I was unfamiliar with composer Mikhail Glinka, but Gaylin referred to him as a “father of Russian music.”
“This piece is a series of folk tunes, played in alternation,” he said. “It just builds and builds.
“It really sets the tone for what you might think of as Russian music.”
In summing up the season-closing program, Gaylin said, “There is a lot of beauty there.”
An hour before each performance, Gaylin will present a “Pre-Concert Conversation with the Maestro,” which is free and open to the public. For this program’s talk, he said he’ll likely start off by discussing the three pieces’ folkloric elements. But, after that, anything can happen.
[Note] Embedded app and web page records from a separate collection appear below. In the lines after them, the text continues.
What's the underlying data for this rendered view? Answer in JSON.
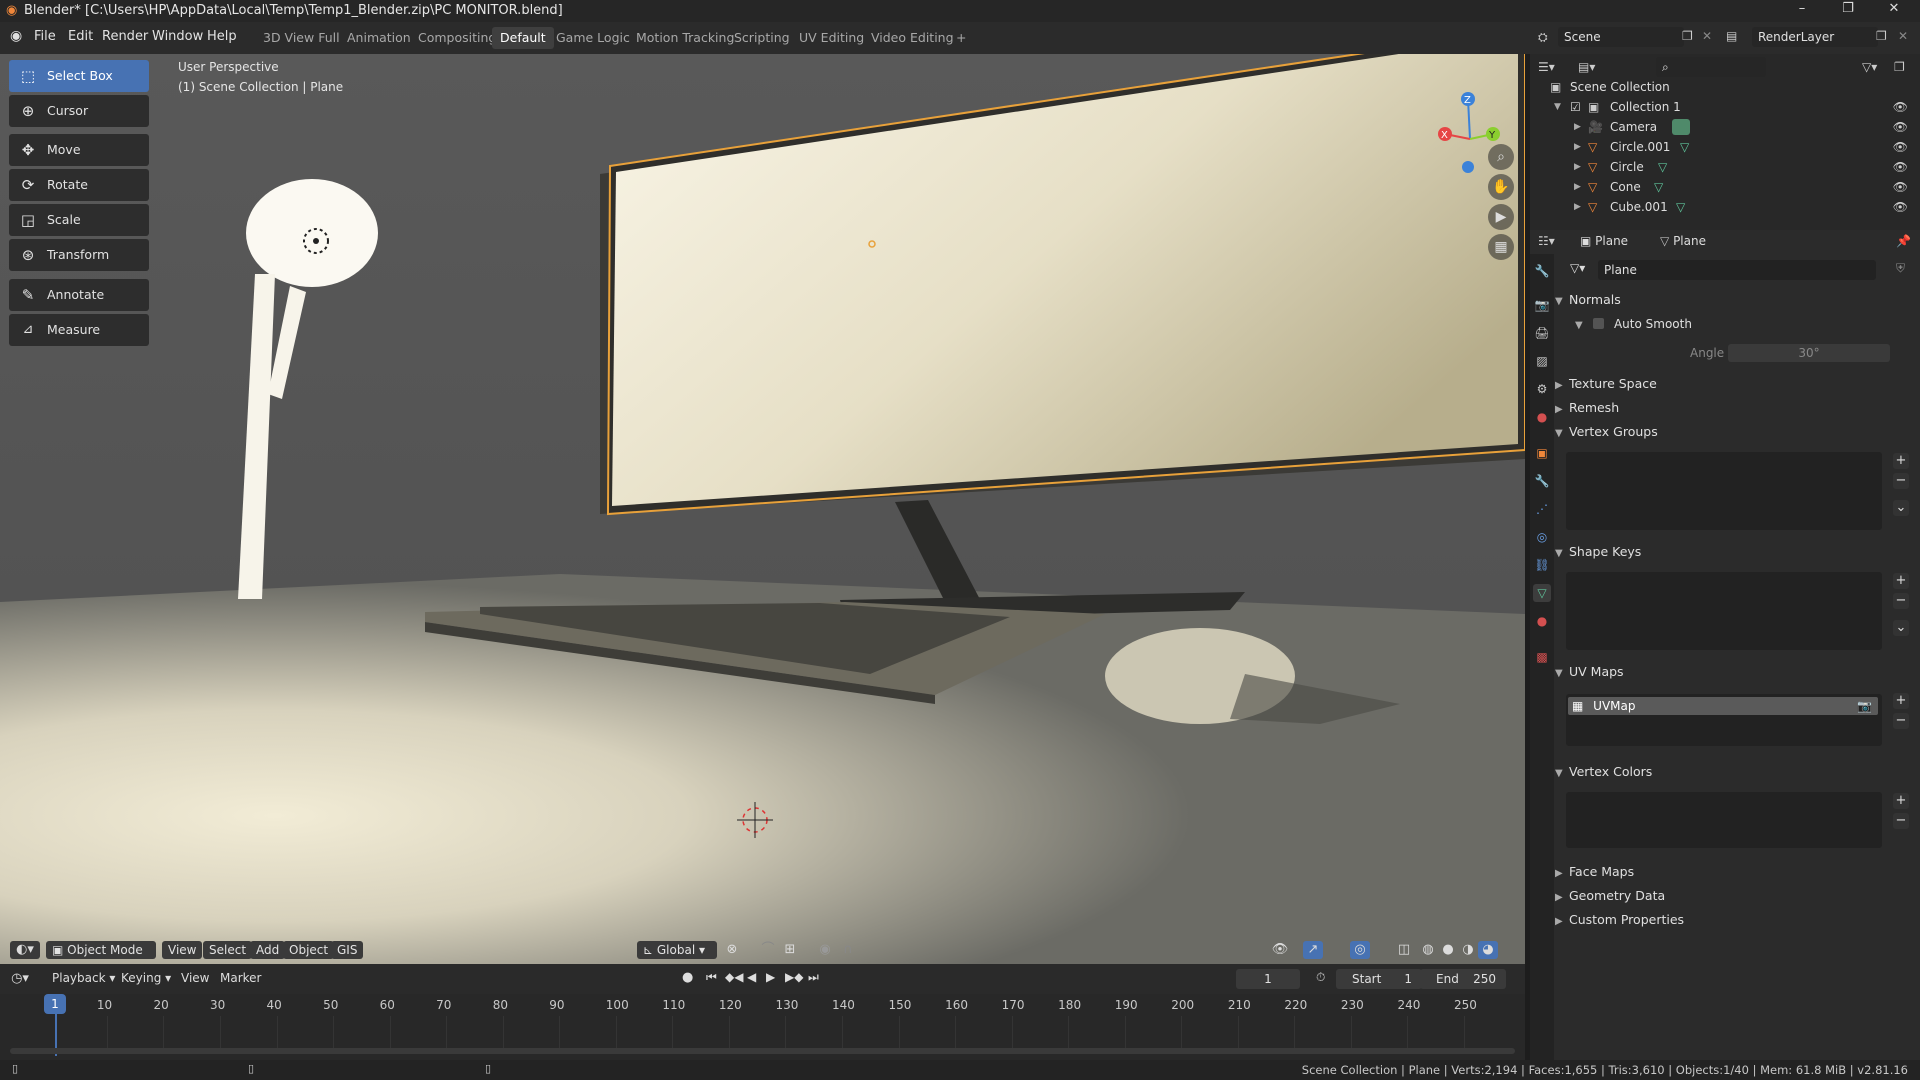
{
  "window": {
    "title": "Blender* [C:\\Users\\HP\\AppData\\Local\\Temp\\Temp1_Blender.zip\\PC MONITOR.blend]",
    "minimize": "–",
    "restore": "❐",
    "close": "✕"
  },
  "menu": {
    "file": "File",
    "edit": "Edit",
    "render": "Render",
    "window": "Window",
    "help": "Help"
  },
  "workspaces": [
    "3D View Full",
    "Animation",
    "Compositing",
    "Default",
    "Game Logic",
    "Motion Tracking",
    "Scripting",
    "UV Editing",
    "Video Editing",
    "+"
  ],
  "active_workspace": "Default",
  "scene_selector": {
    "scene": "Scene",
    "render_layer": "RenderLayer"
  },
  "viewport": {
    "perspective": "User Perspective",
    "collection_info": "(1) Scene Collection | Plane",
    "gizmo_axes": {
      "x": "X",
      "y": "Y",
      "z": "Z"
    }
  },
  "tools": [
    {
      "label": "Select Box",
      "icon": "select-box-icon",
      "glyph": "⬚",
      "active": true
    },
    {
      "label": "Cursor",
      "icon": "cursor-icon",
      "glyph": "⊕",
      "active": false
    },
    {
      "label": "Move",
      "icon": "move-icon",
      "glyph": "✥",
      "active": false
    },
    {
      "label": "Rotate",
      "icon": "rotate-icon",
      "glyph": "⟳",
      "active": false
    },
    {
      "label": "Scale",
      "icon": "scale-icon",
      "glyph": "◲",
      "active": false
    },
    {
      "label": "Transform",
      "icon": "transform-icon",
      "glyph": "⊛",
      "active": false
    },
    {
      "label": "Annotate",
      "icon": "annotate-icon",
      "glyph": "✎",
      "active": false
    },
    {
      "label": "Measure",
      "icon": "measure-icon",
      "glyph": "📐",
      "active": false
    }
  ],
  "viewport_header": {
    "mode": "Object Mode",
    "view": "View",
    "select": "Select",
    "add": "Add",
    "object": "Object",
    "gis": "GIS",
    "orientation": "Global"
  },
  "timeline": {
    "playback": "Playback",
    "keying": "Keying",
    "view": "View",
    "marker": "Marker",
    "current_frame": "1",
    "start_label": "Start",
    "start": "1",
    "end_label": "End",
    "end": "250",
    "ticks": [
      "1",
      "10",
      "20",
      "30",
      "40",
      "50",
      "60",
      "70",
      "80",
      "90",
      "100",
      "110",
      "120",
      "130",
      "140",
      "150",
      "160",
      "170",
      "180",
      "190",
      "200",
      "210",
      "220",
      "230",
      "240",
      "250"
    ]
  },
  "outliner": {
    "root": "Scene Collection",
    "collection": "Collection 1",
    "items": [
      "Camera",
      "Circle.001",
      "Circle",
      "Cone",
      "Cube.001"
    ]
  },
  "properties": {
    "object_name": "Plane",
    "data_name": "Plane",
    "mesh_name": "Plane",
    "panels": {
      "normals": "Normals",
      "auto_smooth": "Auto Smooth",
      "angle_label": "Angle",
      "angle_value": "30°",
      "texture_space": "Texture Space",
      "remesh": "Remesh",
      "vertex_groups": "Vertex Groups",
      "shape_keys": "Shape Keys",
      "uv_maps": "UV Maps",
      "uv_map_item": "UVMap",
      "vertex_colors": "Vertex Colors",
      "face_maps": "Face Maps",
      "geometry_data": "Geometry Data",
      "custom_properties": "Custom Properties"
    }
  },
  "status": "Scene Collection | Plane | Verts:2,194 | Faces:1,655 | Tris:3,610 | Objects:1/40 | Mem: 61.8 MiB | v2.81.16",
  "colors": {
    "accent": "#4772b3",
    "bg": "#2b2b2b",
    "selected_outline": "#e8a13a",
    "x_axis": "#e64545",
    "y_axis": "#8bcf2f",
    "z_axis": "#3b82d9"
  }
}
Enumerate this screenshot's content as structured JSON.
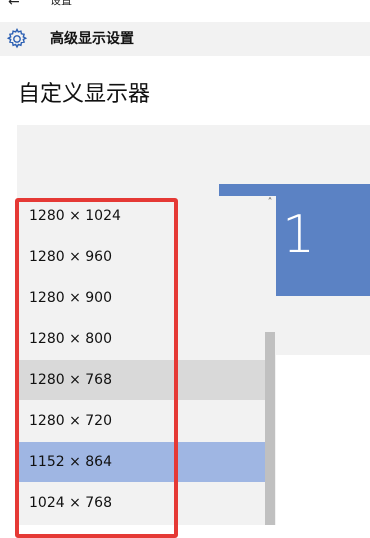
{
  "topbar": {
    "back_icon": "arrow-left-icon",
    "label": "设置"
  },
  "header": {
    "icon": "gear-icon",
    "title": "高级显示设置"
  },
  "page": {
    "title": "自定义显示器"
  },
  "monitor": {
    "number": "1",
    "color": "#5b82c4"
  },
  "resolution_list": {
    "options": [
      "1280 × 1024",
      "1280 × 960",
      "1280 × 900",
      "1280 × 800",
      "1280 × 768",
      "1280 × 720",
      "1152 × 864",
      "1024 × 768"
    ],
    "hovered": "1280 × 768",
    "selected": "1152 × 864",
    "selected_color": "#9fb6e3",
    "hover_color": "#d9d9d9"
  },
  "annotation": {
    "color": "#e53935"
  }
}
“With weekend concerts, I give a talk twice in less than 24 hours,” he told me, “and they are never the same.”
As it is with conducting, Gaylin’s approach to these talks is to be spontaneous and open, embracing the interaction with the audience that naturally occurs. And this give-and-take happens regardless of whether people are seasoned concert-goers or not.
“It doesn’t seem to matter if someone is totally familiar with the music or will be hearing it for the first time,” said Gaylin. “It’s like we are discovering together.”
The Bay Atlantic Symphony performs “Glinka, Prokofiev, and Mendelssohn” on Saturday, May 6 at 8 p.m. in the historic Landis Theater, 830 Landis Ave., Vineland; and Sunday, May 7 at 2 p.m. in Stockton University Performing Arts Center, 101 Vera King Ferris Dr., Galloway Township. Tickets may be purchased by calling the Landis Theater 866-811-4111 and Stockton University 609-652-9000. Free valet parking is available for the Landis Theater performance.
Shen’s been a Jersey girl for most of her life, other than living for a three-year stretch in Portland, Oregon, and six magical months in Tokyo. Shen loves the arts in all of its various forms – from the beauty of a perfectly-placed base hit to the raw energy of rock ‘n’ roll – and has successfully passed on this appreciation to her three grown children. Shen’s most recent jobs include WXPN (1993-2001) and the Philadelphia Museum of Art (2003-present). Shen also has been a working freelancer for 25 years, and operated her own frame shop in Mt. Holly in the late-70s.